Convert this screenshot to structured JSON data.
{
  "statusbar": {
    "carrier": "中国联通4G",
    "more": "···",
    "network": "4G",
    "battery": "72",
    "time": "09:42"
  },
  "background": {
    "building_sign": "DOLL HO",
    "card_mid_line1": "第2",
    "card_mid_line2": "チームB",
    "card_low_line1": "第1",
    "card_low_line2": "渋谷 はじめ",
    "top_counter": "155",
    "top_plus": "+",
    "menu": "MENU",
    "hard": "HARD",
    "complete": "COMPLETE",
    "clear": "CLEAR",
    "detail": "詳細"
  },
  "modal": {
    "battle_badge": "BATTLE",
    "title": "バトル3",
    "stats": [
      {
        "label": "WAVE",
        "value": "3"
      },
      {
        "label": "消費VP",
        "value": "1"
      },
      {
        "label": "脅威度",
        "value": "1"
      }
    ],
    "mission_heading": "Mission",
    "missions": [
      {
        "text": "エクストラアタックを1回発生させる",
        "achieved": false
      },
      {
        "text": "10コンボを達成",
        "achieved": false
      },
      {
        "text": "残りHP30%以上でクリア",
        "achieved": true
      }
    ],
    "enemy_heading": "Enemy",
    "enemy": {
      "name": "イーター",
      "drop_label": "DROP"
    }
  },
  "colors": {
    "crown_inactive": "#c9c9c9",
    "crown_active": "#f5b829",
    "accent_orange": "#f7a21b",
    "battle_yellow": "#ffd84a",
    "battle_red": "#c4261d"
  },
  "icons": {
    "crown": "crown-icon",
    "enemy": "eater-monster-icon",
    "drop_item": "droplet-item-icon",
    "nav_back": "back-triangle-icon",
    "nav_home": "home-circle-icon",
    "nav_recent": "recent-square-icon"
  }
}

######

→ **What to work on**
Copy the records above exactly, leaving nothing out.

→ **Exercise solution**
Convert this screenshot to structured JSON data.
{
  "statusbar": {
    "carrier": "中国联通4G",
    "more": "···",
    "network": "4G",
    "battery": "72",
    "time": "09:42"
  },
  "background": {
    "building_sign": "DOLL HO",
    "card_mid_line1": "第2",
    "card_mid_line2": "チームB",
    "card_low_line1": "第1",
    "card_low_line2": "渋谷 はじめ",
    "top_counter": "155",
    "top_plus": "+",
    "menu": "MENU",
    "hard": "HARD",
    "complete": "COMPLETE",
    "clear": "CLEAR",
    "detail": "詳細"
  },
  "modal": {
    "battle_badge": "BATTLE",
    "title": "バトル3",
    "stats": [
      {
        "label": "WAVE",
        "value": "3"
      },
      {
        "label": "消費VP",
        "value": "1"
      },
      {
        "label": "脅威度",
        "value": "1"
      }
    ],
    "mission_heading": "Mission",
    "missions": [
      {
        "text": "エクストラアタックを1回発生させる",
        "achieved": false
      },
      {
        "text": "10コンボを達成",
        "achieved": false
      },
      {
        "text": "残りHP30%以上でクリア",
        "achieved": true
      }
    ],
    "enemy_heading": "Enemy",
    "enemy": {
      "name": "イーター",
      "drop_label": "DROP"
    }
  },
  "colors": {
    "crown_inactive": "#c9c9c9",
    "crown_active": "#f5b829",
    "accent_orange": "#f7a21b",
    "battle_yellow": "#ffd84a",
    "battle_red": "#c4261d"
  },
  "icons": {
    "crown": "crown-icon",
    "enemy": "eater-monster-icon",
    "drop_item": "droplet-item-icon",
    "nav_back": "back-triangle-icon",
    "nav_home": "home-circle-icon",
    "nav_recent": "recent-square-icon"
  }
}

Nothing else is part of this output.